*** Opening of AVAILABLE RECORDS ***

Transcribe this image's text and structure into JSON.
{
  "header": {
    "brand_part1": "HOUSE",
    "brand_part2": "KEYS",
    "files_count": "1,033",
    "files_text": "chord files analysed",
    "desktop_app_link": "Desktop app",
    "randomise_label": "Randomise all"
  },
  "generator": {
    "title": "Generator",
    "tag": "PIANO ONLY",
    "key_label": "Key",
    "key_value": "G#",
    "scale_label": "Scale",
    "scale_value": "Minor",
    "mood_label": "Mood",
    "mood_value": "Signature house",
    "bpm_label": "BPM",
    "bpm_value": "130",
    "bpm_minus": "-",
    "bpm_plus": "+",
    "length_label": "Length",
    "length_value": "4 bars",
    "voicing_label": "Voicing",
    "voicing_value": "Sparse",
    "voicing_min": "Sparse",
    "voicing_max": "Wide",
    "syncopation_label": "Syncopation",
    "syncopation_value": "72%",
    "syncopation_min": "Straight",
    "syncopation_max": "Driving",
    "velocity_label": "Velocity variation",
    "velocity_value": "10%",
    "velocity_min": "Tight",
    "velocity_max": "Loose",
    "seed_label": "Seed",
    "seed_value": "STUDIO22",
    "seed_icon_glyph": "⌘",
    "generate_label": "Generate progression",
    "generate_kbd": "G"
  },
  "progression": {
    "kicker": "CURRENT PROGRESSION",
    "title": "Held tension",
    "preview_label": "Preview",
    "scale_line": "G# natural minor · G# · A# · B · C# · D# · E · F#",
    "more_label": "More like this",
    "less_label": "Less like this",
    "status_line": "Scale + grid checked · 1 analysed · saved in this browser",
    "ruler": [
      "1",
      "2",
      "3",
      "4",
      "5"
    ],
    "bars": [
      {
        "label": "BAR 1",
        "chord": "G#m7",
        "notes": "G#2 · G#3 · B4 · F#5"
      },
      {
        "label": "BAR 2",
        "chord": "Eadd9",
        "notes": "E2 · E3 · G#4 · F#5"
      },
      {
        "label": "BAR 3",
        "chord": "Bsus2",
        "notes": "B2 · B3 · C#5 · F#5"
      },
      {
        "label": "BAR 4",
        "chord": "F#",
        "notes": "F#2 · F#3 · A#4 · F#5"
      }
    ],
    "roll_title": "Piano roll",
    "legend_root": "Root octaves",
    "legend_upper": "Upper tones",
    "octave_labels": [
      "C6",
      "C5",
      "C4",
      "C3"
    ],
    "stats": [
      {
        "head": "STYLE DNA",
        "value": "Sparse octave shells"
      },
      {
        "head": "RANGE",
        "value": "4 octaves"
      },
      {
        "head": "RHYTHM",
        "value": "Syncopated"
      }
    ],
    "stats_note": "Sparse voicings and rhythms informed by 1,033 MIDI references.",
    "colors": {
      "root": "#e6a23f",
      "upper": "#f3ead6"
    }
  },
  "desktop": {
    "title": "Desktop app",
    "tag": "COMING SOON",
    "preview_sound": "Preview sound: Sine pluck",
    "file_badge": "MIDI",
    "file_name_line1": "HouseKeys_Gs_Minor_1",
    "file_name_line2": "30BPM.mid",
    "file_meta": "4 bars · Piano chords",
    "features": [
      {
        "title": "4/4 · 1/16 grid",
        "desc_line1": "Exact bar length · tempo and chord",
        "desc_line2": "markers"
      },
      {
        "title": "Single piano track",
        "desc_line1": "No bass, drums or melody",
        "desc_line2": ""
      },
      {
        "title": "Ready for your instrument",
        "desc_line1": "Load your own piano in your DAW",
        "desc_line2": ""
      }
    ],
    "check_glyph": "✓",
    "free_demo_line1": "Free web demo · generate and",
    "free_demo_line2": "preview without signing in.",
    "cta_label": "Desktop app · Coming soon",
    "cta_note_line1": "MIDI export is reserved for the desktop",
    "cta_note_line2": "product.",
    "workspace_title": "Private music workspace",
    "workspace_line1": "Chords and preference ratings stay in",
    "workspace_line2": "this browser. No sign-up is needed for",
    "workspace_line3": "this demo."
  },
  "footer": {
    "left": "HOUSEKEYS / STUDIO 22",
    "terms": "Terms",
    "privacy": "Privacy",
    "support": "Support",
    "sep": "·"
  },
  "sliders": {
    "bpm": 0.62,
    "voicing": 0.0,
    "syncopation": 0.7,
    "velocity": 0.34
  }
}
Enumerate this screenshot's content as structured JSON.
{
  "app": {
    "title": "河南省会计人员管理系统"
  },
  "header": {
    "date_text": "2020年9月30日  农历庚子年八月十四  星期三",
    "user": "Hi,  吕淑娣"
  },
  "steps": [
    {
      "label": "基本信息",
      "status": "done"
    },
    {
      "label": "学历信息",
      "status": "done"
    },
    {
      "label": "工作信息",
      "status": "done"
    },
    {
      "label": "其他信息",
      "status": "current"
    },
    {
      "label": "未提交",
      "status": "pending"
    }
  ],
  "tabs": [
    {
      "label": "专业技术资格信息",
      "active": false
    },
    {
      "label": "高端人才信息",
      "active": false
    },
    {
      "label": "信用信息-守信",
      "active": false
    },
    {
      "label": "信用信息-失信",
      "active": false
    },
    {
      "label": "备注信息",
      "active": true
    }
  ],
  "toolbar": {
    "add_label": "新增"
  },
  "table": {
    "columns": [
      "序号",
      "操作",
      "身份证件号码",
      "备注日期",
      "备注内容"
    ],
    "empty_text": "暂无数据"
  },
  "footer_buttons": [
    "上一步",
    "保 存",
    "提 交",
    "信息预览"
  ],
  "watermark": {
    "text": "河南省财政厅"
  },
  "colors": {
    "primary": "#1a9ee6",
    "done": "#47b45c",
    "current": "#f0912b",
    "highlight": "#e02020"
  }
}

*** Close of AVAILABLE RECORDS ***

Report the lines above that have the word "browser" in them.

→ **SOLUTION**:
    "status_line": "Scale + grid checked · 1 analysed · saved in this browser",
    "workspace_line2": "this browser. No sign-up is needed for",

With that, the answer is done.